So after we’d recharged our batteries doing basically nothing for two days, we headed to Florence. Well, first we went to Pisa. And the map I had listed the leaning tower in someplace it definitely was not, which made me not so happy. But luckily I can curse in front of my mother and she’ll keep her disapproving to herself. We finally made it there, though, and it was pretty darn nifty. It looks just like a postcard or something. Very unreal. We didn’t go up, because we’d already done enough walking and it costs 15 euros, so we just admired it from below. So we spent a couple of hours there, and then went back to the train station and finally got to Florence. We arrived in the evening, so we basically just went to the hotel, had dinner, and then went to bed. The next day was Monday, and many tourist sites are closed on Mondays, seeing as they have to be open for the weekend.

So we went around and saw a bunch of stuff, churches and other such things, but we had to save the Uffizi for Tuesday when it was, you know, open. And open it was, but the way they have it set up, they let very few people in at a time, in groups every fifteen minutes. Which makes for a very long line. Like 4.5 hours long. Yeah. We spent longer in line than in the museum. We were behind a french family that seemed very nice, and in front of a french couple where the guy was seriously chain-smoking. It was non-stop the entire time we were in line! He’s totally getting lung cancer in like ten years. My friend, whose friend is living in Paris, told me that the French smoke way more than the Italians, that like there if you don’t smoke there’s something wrong with you. I don’t know, but Mr. Chain Smoker doesn’t give the impression of a Smoke-Free France.

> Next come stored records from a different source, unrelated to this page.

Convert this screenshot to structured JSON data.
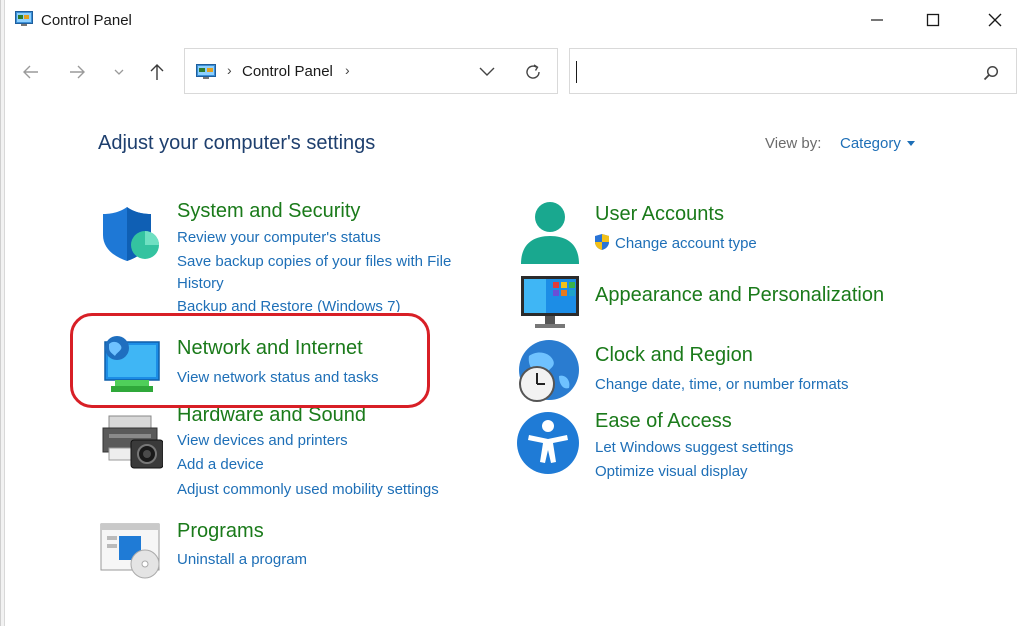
{
  "window": {
    "title": "Control Panel",
    "controls": {
      "minimize": "minimize",
      "maximize": "maximize",
      "close": "close"
    }
  },
  "address_bar": {
    "breadcrumb": "Control Panel",
    "search_placeholder": ""
  },
  "header": {
    "title": "Adjust your computer's settings",
    "view_by_label": "View by:",
    "view_by_value": "Category"
  },
  "categories": {
    "system_security": {
      "title": "System and Security",
      "links": [
        "Review your computer's status",
        "Save backup copies of your files with File",
        "History",
        "Backup and Restore (Windows 7)"
      ]
    },
    "network_internet": {
      "title": "Network and Internet",
      "links": [
        "View network status and tasks"
      ]
    },
    "hardware_sound": {
      "title": "Hardware and Sound",
      "links": [
        "View devices and printers",
        "Add a device",
        "Adjust commonly used mobility settings"
      ]
    },
    "programs": {
      "title": "Programs",
      "links": [
        "Uninstall a program"
      ]
    },
    "user_accounts": {
      "title": "User Accounts",
      "links": [
        "Change account type"
      ]
    },
    "appearance": {
      "title": "Appearance and Personalization",
      "links": []
    },
    "clock_region": {
      "title": "Clock and Region",
      "links": [
        "Change date, time, or number formats"
      ]
    },
    "ease_access": {
      "title": "Ease of Access",
      "links": [
        "Let Windows suggest settings",
        "Optimize visual display"
      ]
    }
  },
  "colors": {
    "category_title": "#1a7a1a",
    "link": "#1e6fb7",
    "heading": "#1e3f6e",
    "highlight": "#d81f26"
  }
}
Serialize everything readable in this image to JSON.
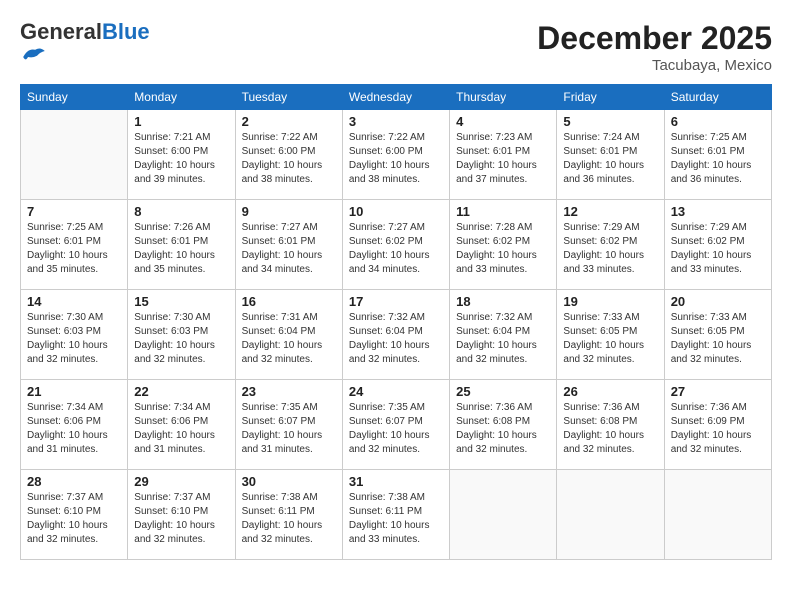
{
  "header": {
    "logo_general": "General",
    "logo_blue": "Blue",
    "month_year": "December 2025",
    "location": "Tacubaya, Mexico"
  },
  "days_of_week": [
    "Sunday",
    "Monday",
    "Tuesday",
    "Wednesday",
    "Thursday",
    "Friday",
    "Saturday"
  ],
  "weeks": [
    [
      {
        "day": "",
        "info": ""
      },
      {
        "day": "1",
        "info": "Sunrise: 7:21 AM\nSunset: 6:00 PM\nDaylight: 10 hours\nand 39 minutes."
      },
      {
        "day": "2",
        "info": "Sunrise: 7:22 AM\nSunset: 6:00 PM\nDaylight: 10 hours\nand 38 minutes."
      },
      {
        "day": "3",
        "info": "Sunrise: 7:22 AM\nSunset: 6:00 PM\nDaylight: 10 hours\nand 38 minutes."
      },
      {
        "day": "4",
        "info": "Sunrise: 7:23 AM\nSunset: 6:01 PM\nDaylight: 10 hours\nand 37 minutes."
      },
      {
        "day": "5",
        "info": "Sunrise: 7:24 AM\nSunset: 6:01 PM\nDaylight: 10 hours\nand 36 minutes."
      },
      {
        "day": "6",
        "info": "Sunrise: 7:25 AM\nSunset: 6:01 PM\nDaylight: 10 hours\nand 36 minutes."
      }
    ],
    [
      {
        "day": "7",
        "info": "Sunrise: 7:25 AM\nSunset: 6:01 PM\nDaylight: 10 hours\nand 35 minutes."
      },
      {
        "day": "8",
        "info": "Sunrise: 7:26 AM\nSunset: 6:01 PM\nDaylight: 10 hours\nand 35 minutes."
      },
      {
        "day": "9",
        "info": "Sunrise: 7:27 AM\nSunset: 6:01 PM\nDaylight: 10 hours\nand 34 minutes."
      },
      {
        "day": "10",
        "info": "Sunrise: 7:27 AM\nSunset: 6:02 PM\nDaylight: 10 hours\nand 34 minutes."
      },
      {
        "day": "11",
        "info": "Sunrise: 7:28 AM\nSunset: 6:02 PM\nDaylight: 10 hours\nand 33 minutes."
      },
      {
        "day": "12",
        "info": "Sunrise: 7:29 AM\nSunset: 6:02 PM\nDaylight: 10 hours\nand 33 minutes."
      },
      {
        "day": "13",
        "info": "Sunrise: 7:29 AM\nSunset: 6:02 PM\nDaylight: 10 hours\nand 33 minutes."
      }
    ],
    [
      {
        "day": "14",
        "info": "Sunrise: 7:30 AM\nSunset: 6:03 PM\nDaylight: 10 hours\nand 32 minutes."
      },
      {
        "day": "15",
        "info": "Sunrise: 7:30 AM\nSunset: 6:03 PM\nDaylight: 10 hours\nand 32 minutes."
      },
      {
        "day": "16",
        "info": "Sunrise: 7:31 AM\nSunset: 6:04 PM\nDaylight: 10 hours\nand 32 minutes."
      },
      {
        "day": "17",
        "info": "Sunrise: 7:32 AM\nSunset: 6:04 PM\nDaylight: 10 hours\nand 32 minutes."
      },
      {
        "day": "18",
        "info": "Sunrise: 7:32 AM\nSunset: 6:04 PM\nDaylight: 10 hours\nand 32 minutes."
      },
      {
        "day": "19",
        "info": "Sunrise: 7:33 AM\nSunset: 6:05 PM\nDaylight: 10 hours\nand 32 minutes."
      },
      {
        "day": "20",
        "info": "Sunrise: 7:33 AM\nSunset: 6:05 PM\nDaylight: 10 hours\nand 32 minutes."
      }
    ],
    [
      {
        "day": "21",
        "info": "Sunrise: 7:34 AM\nSunset: 6:06 PM\nDaylight: 10 hours\nand 31 minutes."
      },
      {
        "day": "22",
        "info": "Sunrise: 7:34 AM\nSunset: 6:06 PM\nDaylight: 10 hours\nand 31 minutes."
      },
      {
        "day": "23",
        "info": "Sunrise: 7:35 AM\nSunset: 6:07 PM\nDaylight: 10 hours\nand 31 minutes."
      },
      {
        "day": "24",
        "info": "Sunrise: 7:35 AM\nSunset: 6:07 PM\nDaylight: 10 hours\nand 32 minutes."
      },
      {
        "day": "25",
        "info": "Sunrise: 7:36 AM\nSunset: 6:08 PM\nDaylight: 10 hours\nand 32 minutes."
      },
      {
        "day": "26",
        "info": "Sunrise: 7:36 AM\nSunset: 6:08 PM\nDaylight: 10 hours\nand 32 minutes."
      },
      {
        "day": "27",
        "info": "Sunrise: 7:36 AM\nSunset: 6:09 PM\nDaylight: 10 hours\nand 32 minutes."
      }
    ],
    [
      {
        "day": "28",
        "info": "Sunrise: 7:37 AM\nSunset: 6:10 PM\nDaylight: 10 hours\nand 32 minutes."
      },
      {
        "day": "29",
        "info": "Sunrise: 7:37 AM\nSunset: 6:10 PM\nDaylight: 10 hours\nand 32 minutes."
      },
      {
        "day": "30",
        "info": "Sunrise: 7:38 AM\nSunset: 6:11 PM\nDaylight: 10 hours\nand 32 minutes."
      },
      {
        "day": "31",
        "info": "Sunrise: 7:38 AM\nSunset: 6:11 PM\nDaylight: 10 hours\nand 33 minutes."
      },
      {
        "day": "",
        "info": ""
      },
      {
        "day": "",
        "info": ""
      },
      {
        "day": "",
        "info": ""
      }
    ]
  ]
}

The Uffizi was cool, but honestly, I don’t think it was worth waiting that long for. Like, I’m sure my brother will yell at me because he’s all big with the art and I’m just a philistine, but really, just staring at paintings on a wall gets old. And after standing for that long in line, the last thing I feel like doing is meandering through a museum. But whatever, if the fact that I’d rather have waited in that long a line for Disneyland than the Uffizi makes me a bad person, well so be it.

We spent so long there that we didn’t do anything else Tuesday, and then Wednesday morning we headed back to Trento! Finally. I have to say, traveling makes me really miss home. And while traveling around Italy, Trento is home. I hate having to live out of a backpack, especially a crappy one I got for 10 euros with one strap that broke in Milan, which means you have to carry it around on one shoulder. Just a hypothetical example, of course.

Now that I’m “home,” I’m of course preparing to go actually home! I’m showing my mom around the city, and signing forms and packing. You know, I’m pretty impressed by how I can fit four months into two suitcases. Of course, I’m pretty sure that the super cheap airfare to London will be offset by the charges levied because of my suitcase being over the absolutely ridiculous weight limit of 15kg (33 lbs), but as long as they’re under 32 kg or so, then at least they get to come on the plane. My current plan is to burst into tears in line and see what that gets me. We’ll see how that goes.

I think the worst part is how many times I’m gonna have to repack, though. I mean, I’m packing now, so carefully my dad would be proud. But I’ll have to do it again in London. Then again in LA. And again in Berkeley. Hopefully I won’t get lazy because then everything will get broken. I bought too much glass stuff from Venice! Bu

Wow, here I thought this update would be super long, seeing as it had to cover over a week, but it’s not even that bad! I think because I’ve forgotten plenty of stuff I had to say already. Which means it’s a more boring recap than it would be otherwise, too, so sorry. I’ve got two days left in Trento, which just blows my mind, yo.

Thursday, May 05, 2005


Ok, so I didn't get around to writing my big catch-up from last week (I think I hear the sighs of relief) so you'll just have to wait a bit for that. I'm back in Trento now (obviously) trying to take care of all the stuff I need to get done before I leave. But the list of stuff I need to do has been growing in the past hour. Hmph. Damn Italian bureaucracy.

Try to amuse yourselves until I get back with a real post.

Stephen Colbert is getting his own show! All is right with the world. =)